The city of Mission is moving forward with next steps to de-annex a small portion of land and allow Roeland Park to annex it in the near future.
The two cities have been in negotiations since December 2018 concerning annexation of seven-tenths of an acre on the northeast corner of Johnson Drive and Roe Boulevard. The subject property is the future site of a medical facility under development; currently, the developer is working with both cities to move forward on the project.
Mission city leaders last week agreed to have a public hearing Oct. 16 on the issue. Mission City Administrator Laura Smith said that following the public hearing, Mission may agree to de-annex the subject property. If that happens, then Roeland Park city leaders may call a special meeting that same day to annex it.
“It’s important to get that timing right because, from the county’s perspective, we don’t want any lapse in terms of which part is in whose city for any period of time,” Smith told the Mission council Sept. 18. “So if we can’t get that accomplished on the same day — which we think is feasible to do — then it would require us going to the county, essentially, to get a blessing on that. Iif we can accomplish that on the same day, we don’t have to take that additional step.”

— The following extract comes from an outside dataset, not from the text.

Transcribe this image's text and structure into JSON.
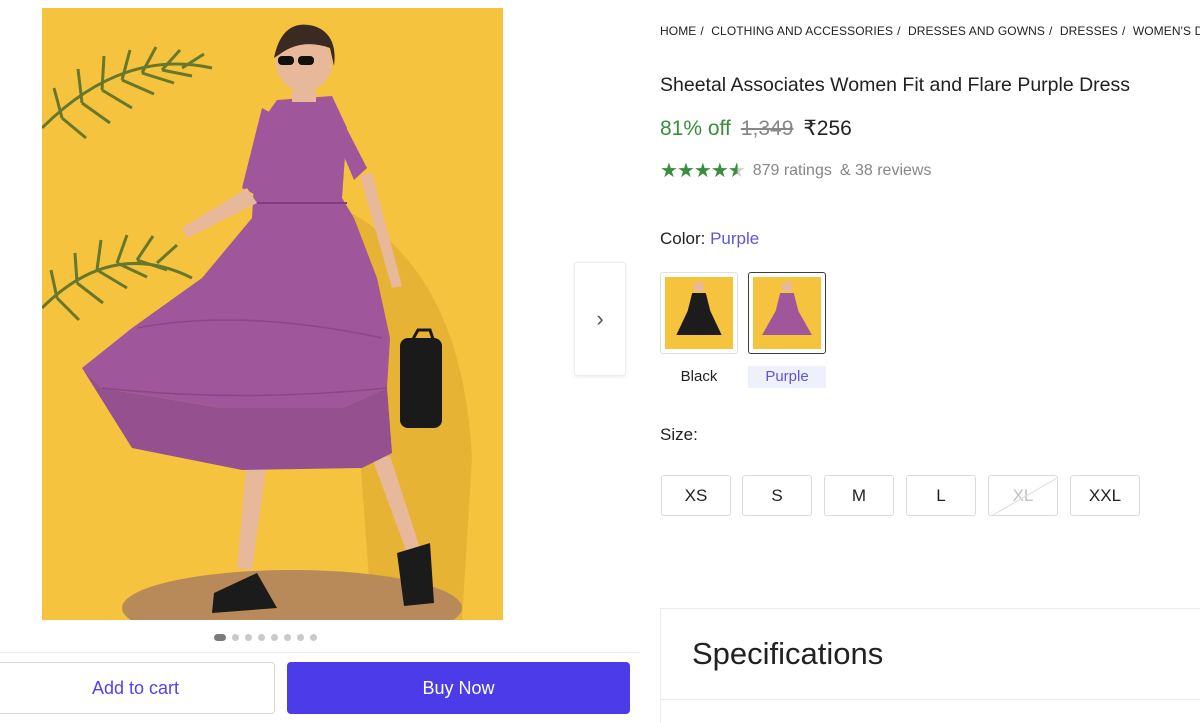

The way corporate boundaries currently fall at the intersection of Johnson and Roe, one of the traffic signal poles is located in Roeland Park. As such, Roeland Park has agreed to assume 25% of the traffic signal costs at Johnson Drive and Roe Boulevard, regardless of the deannexation process.
If Mission de-annexes the seven-tenths of an acre to Roeland Park, then an additional traffic signal pole at Johnson and Roe will be located in Roeland Park as well. In that case, Roeland Park would then cover 50% of the traffic signal costs.

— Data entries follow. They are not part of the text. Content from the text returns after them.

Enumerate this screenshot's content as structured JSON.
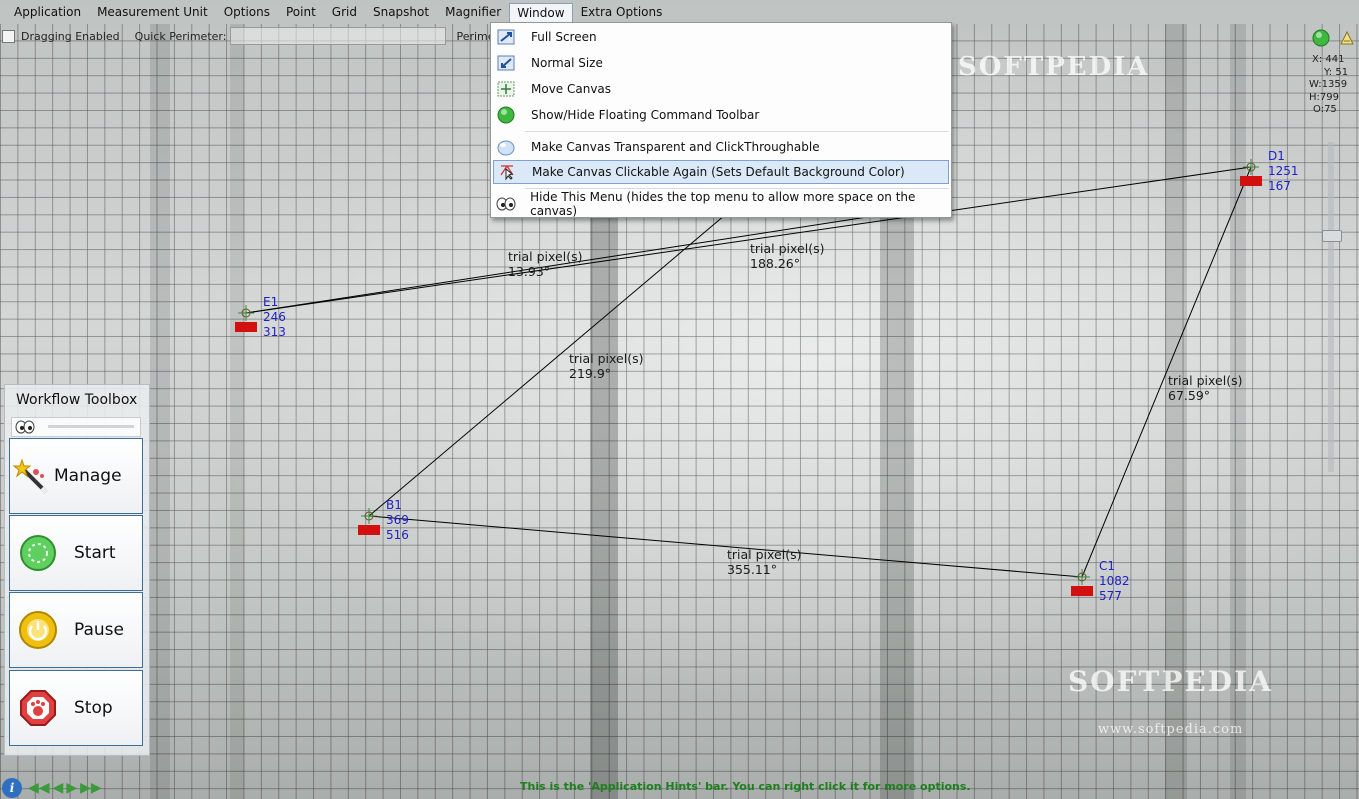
{
  "menubar": {
    "items": [
      "Application",
      "Measurement Unit",
      "Options",
      "Point",
      "Grid",
      "Snapshot",
      "Magnifier",
      "Window",
      "Extra Options"
    ],
    "open_item": "Window"
  },
  "toolbar2": {
    "dragging_label": "Dragging Enabled",
    "quick_perimeter_label": "Quick Perimeter:",
    "perimeter_label": "Perimeter Va"
  },
  "window_menu": {
    "items": [
      {
        "label": "Full Screen",
        "icon": "full-screen-icon"
      },
      {
        "label": "Normal Size",
        "icon": "normal-size-icon"
      },
      {
        "label": "Move Canvas",
        "icon": "move-canvas-icon"
      },
      {
        "label": "Show/Hide Floating Command Toolbar",
        "icon": "green-dot-icon"
      },
      {
        "label": "Make Canvas Transparent and ClickThroughable",
        "icon": "transparent-bubble-icon"
      },
      {
        "label": "Make Canvas Clickable Again (Sets Default Background Color)",
        "icon": "cursor-star-icon",
        "highlighted": true
      },
      {
        "label": "Hide This Menu (hides the top menu to allow more space on the canvas)",
        "icon": "eyes-icon"
      }
    ]
  },
  "points": [
    {
      "name": "E1",
      "x": "246",
      "y": "313"
    },
    {
      "name": "D1",
      "x": "1251",
      "y": "167"
    },
    {
      "name": "B1",
      "x": "369",
      "y": "516"
    },
    {
      "name": "C1",
      "x": "1082",
      "y": "577"
    }
  ],
  "measurements": [
    {
      "line1": "trial pixel(s)",
      "line2": "13.93°"
    },
    {
      "line1": "trial pixel(s)",
      "line2": "188.26°"
    },
    {
      "line1": "trial pixel(s)",
      "line2": "219.9°"
    },
    {
      "line1": "trial pixel(s)",
      "line2": "67.59°"
    },
    {
      "line1": "trial pixel(s)",
      "line2": "355.11°"
    }
  ],
  "toolbox": {
    "title": "Workflow Toolbox",
    "buttons": [
      {
        "label": "Manage",
        "icon": "magic-wand-icon"
      },
      {
        "label": "Start",
        "icon": "start-icon"
      },
      {
        "label": "Pause",
        "icon": "pause-icon"
      },
      {
        "label": "Stop",
        "icon": "stop-icon"
      }
    ]
  },
  "right_panel": {
    "x": "X: 441",
    "y": "Y: 51",
    "w": "W:1359",
    "h": "H:799",
    "o": "O:75"
  },
  "watermarks": {
    "top": "SOFTPEDIA",
    "bottom": "SOFTPEDIA",
    "url": "www.softpedia.com"
  },
  "hint_bar": "This is the 'Application Hints' bar. You can right click it for more options.",
  "colors": {
    "marker_red": "#d21010",
    "point_label_blue": "#2020c8",
    "hint_green": "#1d7f1d",
    "menu_highlight": "#dbe8f7"
  }
}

The deannexation issue has been delayed, however, while the two cities negotiate on terms of compensation for past traffic signal expenses at Johnson and Roe. Mission had covered 100% of the traffic signal costs since it was installed in 2003, so the city asked for $125,000 from Roeland Park to make up for those costs over the past 16 years.

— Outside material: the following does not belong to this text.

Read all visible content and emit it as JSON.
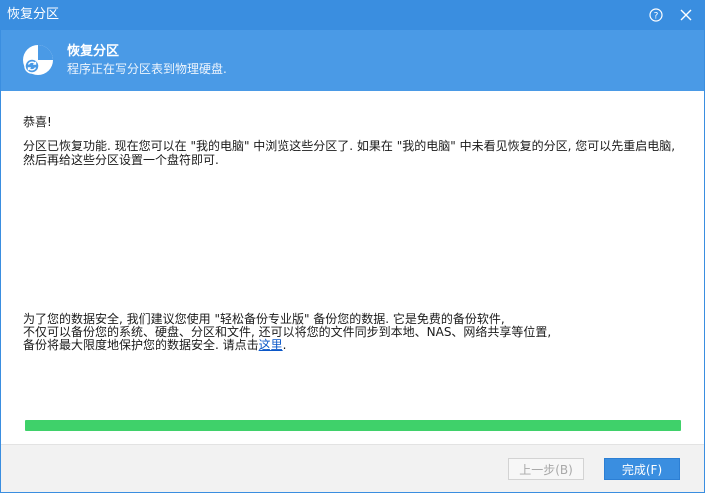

Roeland Park’s counter offer was $10,000, as city leaders said there was no record indicating that the city would help Mission pay for traffic signal costs.
Smith said the two cities plan to negotiate the additional compensation by the end of the year, but she said they hope to resolve the issue in October.
Roeland Park city leaders have asked Mission to move as quickly as possible with the deannexation process in order to help the developer who currently needs approval from the planning commissions of both cities on the project.
In order to keep the development process moving forward, the developer will still meet with the Mission planning commission on Sept. 23, but the planning commission will table the item and take no action, Smith said. That would allow the developer to continue moving forward on its project timeline.